Spanish conquistadors discovered the area in the 1500s, ending the reign of the Calusa people. In later years, the island was used and sometimes inhabited by pirates, fishermen, and American pioneers, among others. Today on Mound Key you can still find whelk and conch shells that were fashioned into club heads that were placed on the end of sticks. Artifacts left behind by the Calusa as well as the Spanish have been recovered from the island, as well.
Today, the site is known as Mound Key Archaeological State Park.
If you’re looking for an interesting activity away from the crowds on Fort Myers Beach, head out on an expedition to Mound Key, located approximately 6 miles away from our Fort Myers Beach hotel. The park is accessible only by boat. How to get to Mound Key? Several local tour operators and local destinations offer a ferry service to the island including the historical Mound House and Koreshan State Historic Site. Additionally, renting a kayak or paddleboard and cruising over to the island is also an option.

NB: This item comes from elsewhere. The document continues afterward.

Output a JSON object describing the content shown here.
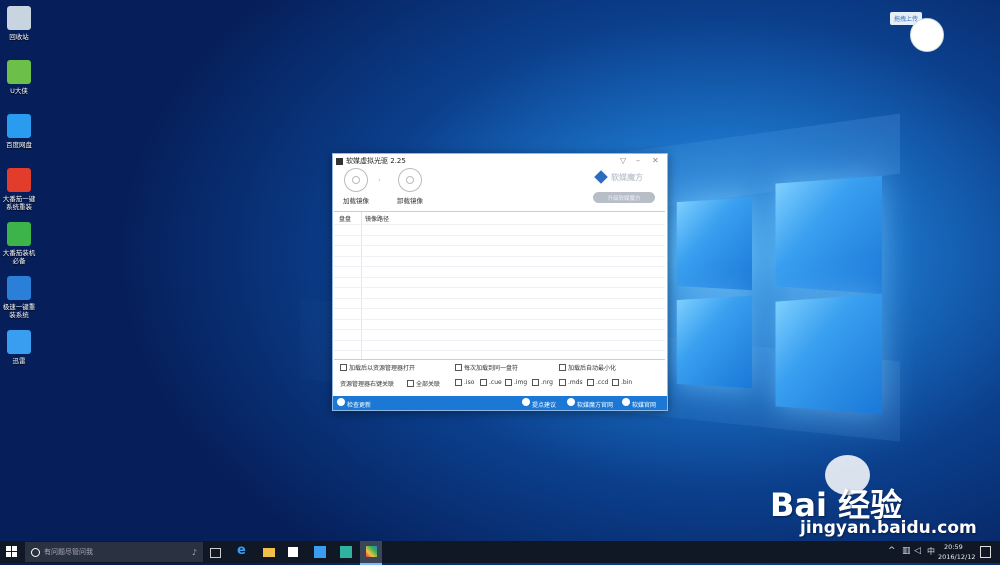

Upon arrival, a 0.75 hiking trail takes visitors over steep shell mounds surrounded by mangroves. Several interpretative displays line the trail.
During your Fort Myers Beach vacation, consider breaking from the norm to travel back in time to explore one of Fort Myers Beach’s best attractions.